What Voyagers primarily gives you is one long stand-off to establish an alpha, which is why the Lord of the Flies tag is both reductive and, well, 100 percent on-point. Despite being off the Blue, Christopher retains a sense of decency and a moral compass. Zac, not so much. Both have designs on Sela, which partially fuels Zac’s insistence that the mysterious noise that occasionally pops up is the byproduct of aliens having entered the ship, and they might have infiltrated his enemies, and you should trust no one but him. Anybody looking for something substantial to glom on to here — to see if there’s an engine rumbling and purring underneath the genre hood — will unfortunately have to settle for a political metaphor that’s heavy-handed even in zero gravity. Not even the abundance of Sheridan’s screen presence (the 24-year-old actor has a magnificent Young Monty Clift vibe about him) can keep the story from sagging and your interest from drifting. It’s all over long before the inevitable airlock climax.
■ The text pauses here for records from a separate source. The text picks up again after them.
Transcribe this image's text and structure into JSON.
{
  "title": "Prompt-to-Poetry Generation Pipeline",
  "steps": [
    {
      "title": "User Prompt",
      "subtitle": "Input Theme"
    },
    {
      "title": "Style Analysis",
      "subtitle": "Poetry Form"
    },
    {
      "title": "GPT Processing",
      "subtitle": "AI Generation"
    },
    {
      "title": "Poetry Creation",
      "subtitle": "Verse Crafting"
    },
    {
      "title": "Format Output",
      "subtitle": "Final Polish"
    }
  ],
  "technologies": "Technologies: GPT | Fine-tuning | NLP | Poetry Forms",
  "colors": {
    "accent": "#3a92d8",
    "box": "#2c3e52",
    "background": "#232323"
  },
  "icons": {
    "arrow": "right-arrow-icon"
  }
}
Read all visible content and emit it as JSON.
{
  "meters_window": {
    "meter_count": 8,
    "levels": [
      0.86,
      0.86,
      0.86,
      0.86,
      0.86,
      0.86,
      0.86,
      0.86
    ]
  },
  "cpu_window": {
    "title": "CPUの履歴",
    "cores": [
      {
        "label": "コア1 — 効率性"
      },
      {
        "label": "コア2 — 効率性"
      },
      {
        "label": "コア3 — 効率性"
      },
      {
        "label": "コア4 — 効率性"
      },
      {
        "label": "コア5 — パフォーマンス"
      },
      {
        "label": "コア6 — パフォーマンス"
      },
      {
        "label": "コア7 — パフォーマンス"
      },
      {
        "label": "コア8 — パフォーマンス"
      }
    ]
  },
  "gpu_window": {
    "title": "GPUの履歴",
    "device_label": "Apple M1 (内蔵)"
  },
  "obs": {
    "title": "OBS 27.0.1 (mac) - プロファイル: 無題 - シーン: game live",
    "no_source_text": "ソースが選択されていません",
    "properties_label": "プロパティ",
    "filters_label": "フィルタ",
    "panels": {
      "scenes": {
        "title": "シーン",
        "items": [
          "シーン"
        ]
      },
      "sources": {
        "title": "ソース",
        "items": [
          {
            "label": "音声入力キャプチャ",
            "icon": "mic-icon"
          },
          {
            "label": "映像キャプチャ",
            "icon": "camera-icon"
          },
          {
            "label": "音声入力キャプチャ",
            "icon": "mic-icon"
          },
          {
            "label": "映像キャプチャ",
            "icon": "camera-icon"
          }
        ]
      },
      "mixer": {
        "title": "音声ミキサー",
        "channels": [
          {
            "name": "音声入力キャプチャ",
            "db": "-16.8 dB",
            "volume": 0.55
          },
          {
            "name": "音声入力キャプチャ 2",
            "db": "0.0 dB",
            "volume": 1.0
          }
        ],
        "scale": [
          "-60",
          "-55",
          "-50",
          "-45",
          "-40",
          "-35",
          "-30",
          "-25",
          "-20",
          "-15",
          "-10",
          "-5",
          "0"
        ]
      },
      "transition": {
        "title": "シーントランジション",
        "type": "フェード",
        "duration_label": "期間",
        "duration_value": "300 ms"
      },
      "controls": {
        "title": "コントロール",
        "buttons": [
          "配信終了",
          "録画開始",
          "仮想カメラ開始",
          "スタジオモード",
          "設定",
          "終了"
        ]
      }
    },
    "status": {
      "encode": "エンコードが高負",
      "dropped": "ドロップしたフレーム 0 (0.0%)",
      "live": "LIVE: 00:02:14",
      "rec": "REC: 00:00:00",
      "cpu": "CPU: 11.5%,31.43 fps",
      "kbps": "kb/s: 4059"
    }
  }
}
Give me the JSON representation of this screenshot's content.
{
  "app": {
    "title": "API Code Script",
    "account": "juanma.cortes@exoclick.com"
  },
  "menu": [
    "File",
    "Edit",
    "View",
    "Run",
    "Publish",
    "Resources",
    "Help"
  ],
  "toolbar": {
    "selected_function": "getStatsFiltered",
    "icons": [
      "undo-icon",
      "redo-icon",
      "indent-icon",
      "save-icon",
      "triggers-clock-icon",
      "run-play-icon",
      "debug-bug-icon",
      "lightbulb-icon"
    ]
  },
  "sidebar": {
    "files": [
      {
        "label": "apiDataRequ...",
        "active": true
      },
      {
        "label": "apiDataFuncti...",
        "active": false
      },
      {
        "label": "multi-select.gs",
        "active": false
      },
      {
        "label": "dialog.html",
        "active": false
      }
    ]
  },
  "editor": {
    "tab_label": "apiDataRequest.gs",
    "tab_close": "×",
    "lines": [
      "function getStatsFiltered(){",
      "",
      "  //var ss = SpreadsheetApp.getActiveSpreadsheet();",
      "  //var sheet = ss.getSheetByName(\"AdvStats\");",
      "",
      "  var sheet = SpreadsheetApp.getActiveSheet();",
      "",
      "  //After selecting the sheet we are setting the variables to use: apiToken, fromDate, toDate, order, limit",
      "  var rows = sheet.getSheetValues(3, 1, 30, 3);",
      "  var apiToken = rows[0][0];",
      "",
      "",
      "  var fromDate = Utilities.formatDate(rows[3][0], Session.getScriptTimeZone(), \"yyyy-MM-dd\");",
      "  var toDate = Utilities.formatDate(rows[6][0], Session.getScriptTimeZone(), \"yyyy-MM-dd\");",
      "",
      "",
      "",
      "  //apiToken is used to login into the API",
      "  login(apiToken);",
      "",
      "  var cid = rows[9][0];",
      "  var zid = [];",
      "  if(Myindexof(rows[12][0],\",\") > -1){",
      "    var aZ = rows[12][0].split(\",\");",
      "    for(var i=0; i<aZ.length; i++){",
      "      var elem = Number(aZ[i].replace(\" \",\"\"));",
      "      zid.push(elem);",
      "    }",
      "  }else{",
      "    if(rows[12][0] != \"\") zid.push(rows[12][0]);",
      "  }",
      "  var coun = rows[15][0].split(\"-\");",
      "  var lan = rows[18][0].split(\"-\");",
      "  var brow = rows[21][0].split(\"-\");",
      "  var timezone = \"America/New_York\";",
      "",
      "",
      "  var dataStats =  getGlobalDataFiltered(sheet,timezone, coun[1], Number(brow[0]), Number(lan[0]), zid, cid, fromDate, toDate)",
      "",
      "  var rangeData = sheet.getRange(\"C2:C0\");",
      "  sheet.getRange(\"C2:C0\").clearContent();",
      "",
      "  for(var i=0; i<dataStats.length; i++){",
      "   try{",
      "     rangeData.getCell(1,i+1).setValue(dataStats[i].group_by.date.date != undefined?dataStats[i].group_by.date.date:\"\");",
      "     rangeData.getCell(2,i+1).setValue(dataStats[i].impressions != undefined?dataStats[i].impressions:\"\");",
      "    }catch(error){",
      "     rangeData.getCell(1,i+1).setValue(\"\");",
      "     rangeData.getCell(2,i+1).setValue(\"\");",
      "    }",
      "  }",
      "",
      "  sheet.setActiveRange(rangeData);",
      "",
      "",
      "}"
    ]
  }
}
This is a pulpy B movie that is dying to be a prestige project, and there’s a big part of you that wishes everyone had just leaned into the teensploitation aspects more. Whether or not Voyagers was conceived as a cash-in on the wave of Y.A. sci-fi franchises (including Divergent, which Neil Burger also directed) that were huge a decade or so ago, it certainly feels like it’s trying to surf that wave regardless — so why not go full Corman on it? If you are at all familiar with Burger’s previous work, notably The Illusionist (2006) and Limitless (2011), then you know that he’s a highly functional director who would have probably thrived in the old studio system; you can imagine him sitting in a backlot commissary, comparing notes with Edward Dmytryk and Delmer Daves. “Workmanlike” is always a compliment in his case, but workmanlike isn’t necessarily what this sci-fi needs. You want it to be a little more cosmic-sloppy, more hormonal, as unbridled and off the leash as its heroes and villains. It needs less 2001, Alien, et al. leftovers. It needs more WWLCD: What Would Larry Clark Do?